  • P.S. The reason I am responding to this , many years ago , I had to come to terms with my own expression of writing and why I do it , yet, I am a little fatigued at the masses who believe they have a huge opinion prior to having no opinion or training and or results and or something something special , it is a bit of the modern day dis ease of our society that has way over empowered everyone to be believe , it is not okay , just to be you and normal, who knows, maybe , I am wrong, loved the post.

  • If your goals are to make some sort of Social Media Pariah, then these tips are fine. The top web professionals, though, aren't keeping blogs to get something in return. They don't care how many followers they have, and they realize that the 'war zone' posts are valuable.

    If you're blogging only to gain followers and make some more revenue, you're going about it for the wrong reasons. Those types of blogs rarely introduce important concepts or ask new questions.

  • Nice read. I've visited blog that has become a warzone but then again up to now I come and visit the site and it still up and running with many heated conversation, which are most of the time in line with the topic…you're right it's up to the blogger if it's time to cut it off and create a new one, it would really depend.

  • It's naive to think the top bloggers aren't blogging to get anything out of it. They are. It just might not be what YOU want to get out of blogging. People don't continually invest time in things they get nothing out of. Here are just a few things those “top” bloggers often either seek or get by blogging:

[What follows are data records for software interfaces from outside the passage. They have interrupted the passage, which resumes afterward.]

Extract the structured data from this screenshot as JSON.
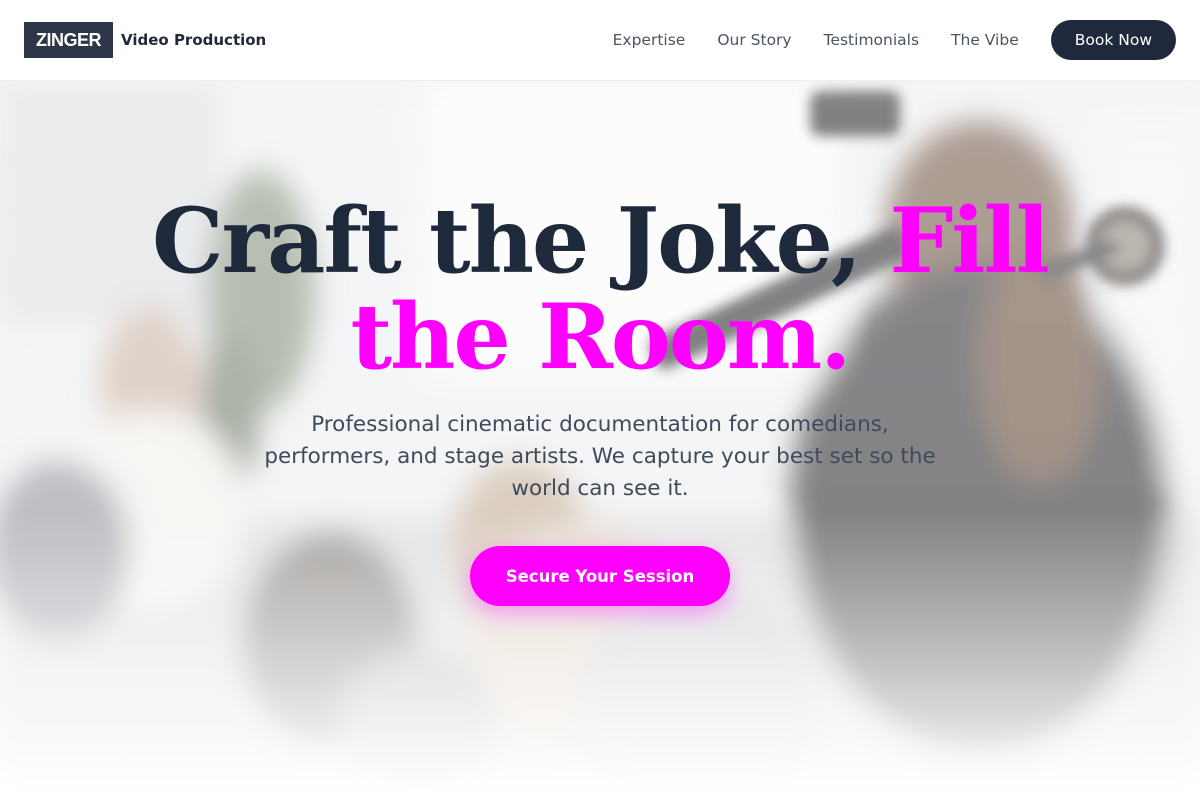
{
  "header": {
    "logo": "ZINGER",
    "brand_label": "Video Production",
    "nav": [
      "Expertise",
      "Our Story",
      "Testimonials",
      "The Vibe"
    ],
    "book_label": "Book Now"
  },
  "hero": {
    "headline_dark": "Craft the Joke,",
    "headline_accent": "Fill the Room.",
    "subtext": "Professional cinematic documentation for comedians, performers, and stage artists. We capture your best set so the world can see it.",
    "cta_label": "Secure Your Session",
    "background_image": "camera-operator-filming-audience"
  },
  "colors": {
    "accent": "#ff00ff",
    "dark": "#1e293b",
    "logo_bg": "#2d3748"
  }
}
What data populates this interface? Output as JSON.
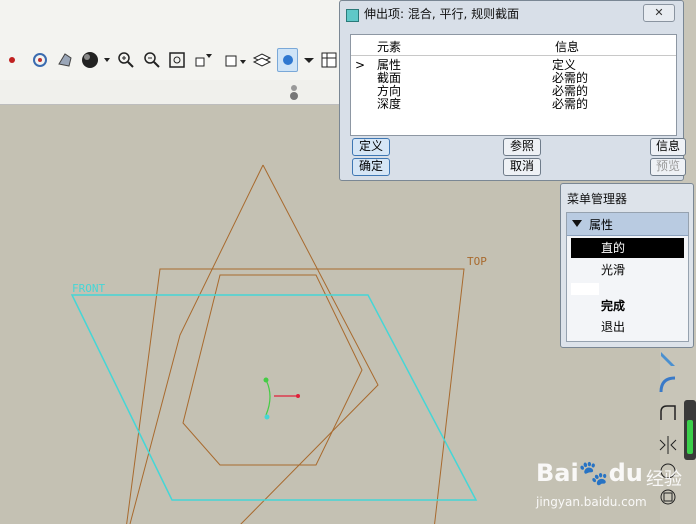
{
  "dialog": {
    "title": "伸出项: 混合, 平行, 规则截面",
    "close_label": "✕",
    "table": {
      "col_element": "元素",
      "col_info": "信息",
      "rows": [
        {
          "marker": ">",
          "element": "属性",
          "info": "定义"
        },
        {
          "marker": "",
          "element": "截面",
          "info": "必需的"
        },
        {
          "marker": "",
          "element": "方向",
          "info": "必需的"
        },
        {
          "marker": "",
          "element": "深度",
          "info": "必需的"
        }
      ]
    },
    "buttons": {
      "define": "定义",
      "refer": "参照",
      "info": "信息",
      "ok": "确定",
      "cancel": "取消",
      "preview": "预览"
    }
  },
  "menu_manager": {
    "title": "菜单管理器",
    "section": "属性",
    "items": [
      {
        "label": "直的",
        "selected": true
      },
      {
        "label": "光滑",
        "selected": false
      },
      {
        "label": "",
        "selected": false
      },
      {
        "label": "完成",
        "selected": false,
        "bold": true
      },
      {
        "label": "退出",
        "selected": false
      }
    ]
  },
  "graphics": {
    "datum_front": "FRONT",
    "datum_top": "TOP"
  },
  "watermark": {
    "brand": "Bai",
    "brand2": "du",
    "service": "经验",
    "url": "jingyan.baidu.com"
  },
  "colors": {
    "cyan": "#45d6d6",
    "brown": "#a86a2e",
    "red": "#e0203a",
    "green": "#44cc44"
  }
}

    1. Income
    2. Validation in the niche
    3. Professional respect and authority status
    4. Exposure for other business ventures
    5. Clients or customers for those other business ventures due to visibility from blogging

  • Sometimes, yes, it's better to make it work. Sometimes though, it's not. Some blogs never should have been started in the first place. Some bloggers shouldn't be blogging at all. No one should keep doing something they dislike if they don't have to, and unless they're blogging for a client they don't have to keep a blog going. That's also not to say that aborting a blog means you abort blogging completely. Some of the best bloggers I know have left behind blogs that just didn't work after an initial investment, and they used it as a learning experience to go on and build bigger and better things. If you're sinking time, money, and creative energy into a black hole of a blog, those are resources you don't have available to invest in a blog that would be a better fit for you or your business.

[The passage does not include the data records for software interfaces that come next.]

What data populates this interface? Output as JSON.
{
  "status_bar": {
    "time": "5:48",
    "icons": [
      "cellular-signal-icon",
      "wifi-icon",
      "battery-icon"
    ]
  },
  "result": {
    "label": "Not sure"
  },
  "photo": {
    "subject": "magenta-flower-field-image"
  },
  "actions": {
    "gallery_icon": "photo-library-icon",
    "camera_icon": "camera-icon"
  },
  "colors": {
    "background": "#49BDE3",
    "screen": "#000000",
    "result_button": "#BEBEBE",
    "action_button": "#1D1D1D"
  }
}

  • The 'top bloggers' are blogging for money. When I mentioned Web Professionals, I was talking about people like Jeffery Zeldman, who don't have quite the following and who don't necessarily try to get ROI from each post (in fact, they'd never use that acronym).

    At the roots of humanity, of course everyone does their stuff to get things they want. The web professionals want to educate their young followers, so that the industry can move forward and they don't have to look at tables-for-layout ever again.

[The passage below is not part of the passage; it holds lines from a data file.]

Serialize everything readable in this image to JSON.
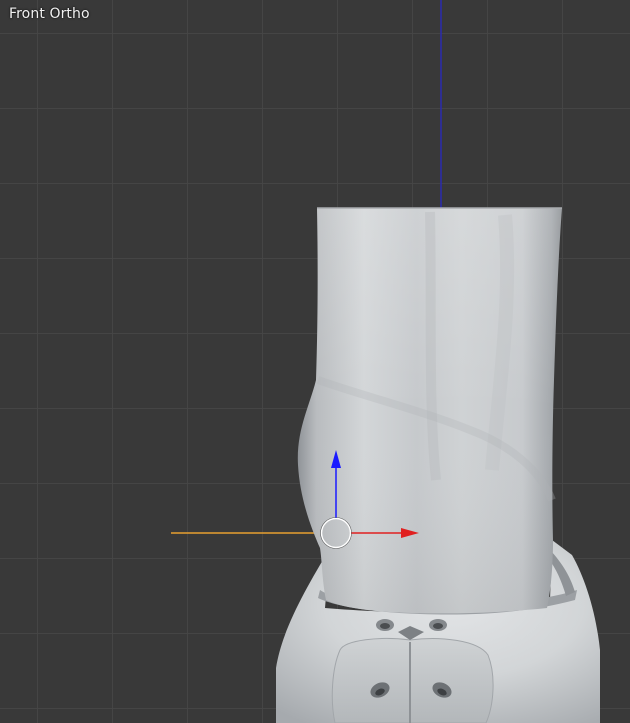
{
  "viewport": {
    "view_label": "Front Ortho"
  },
  "icons": {
    "gizmo_z": "blue-arrow-z-axis",
    "gizmo_x": "red-arrow-x-axis",
    "gizmo_center": "white-circle-pivot"
  },
  "colors": {
    "background": "#393939",
    "grid_line": "#464646",
    "z_axis_line": "#2222aa",
    "x_axis_line": "#e8a030",
    "gizmo_red": "#e02020",
    "gizmo_blue": "#1a1aff",
    "mesh_light": "#d6d9db",
    "mesh_shadow": "#8c9094"
  }
}
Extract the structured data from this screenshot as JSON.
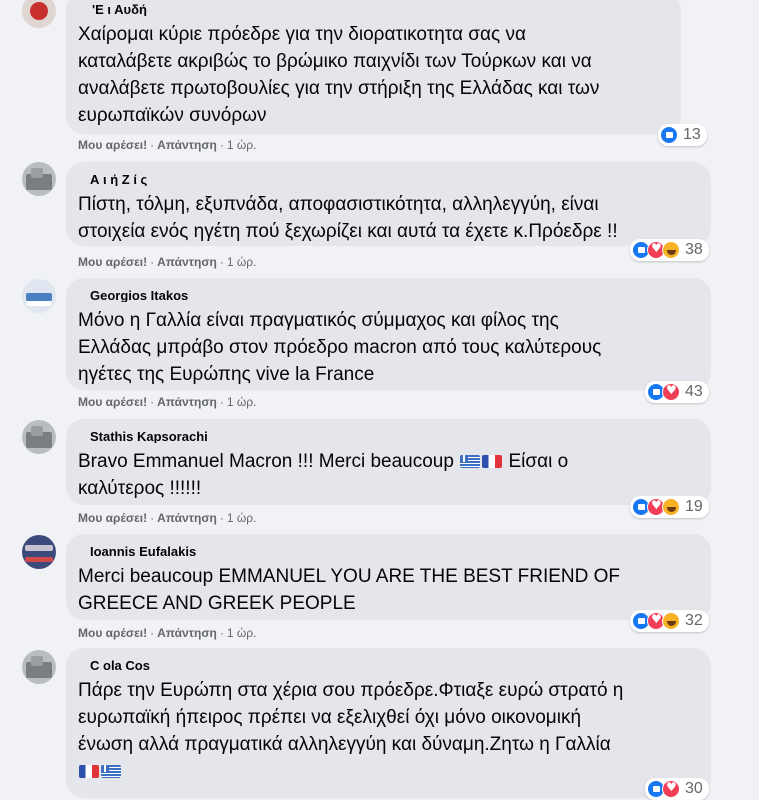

    It was wrong of me, though, to spout out “…for the wrong reasons,” in my above comment. This blog is about blogging-as-a-job, not about blogging-in-addition-to-a-web-design-job. The two are completely different fields, and someone like you does need to look at investment and following. I spend so much time reading the other blogs that I didn't even realize where I was.

  • I believe that the bloat o sphere is so full of hot air and marketing hype that the average reader understands, more like 90% at least, is total c-r-a-p.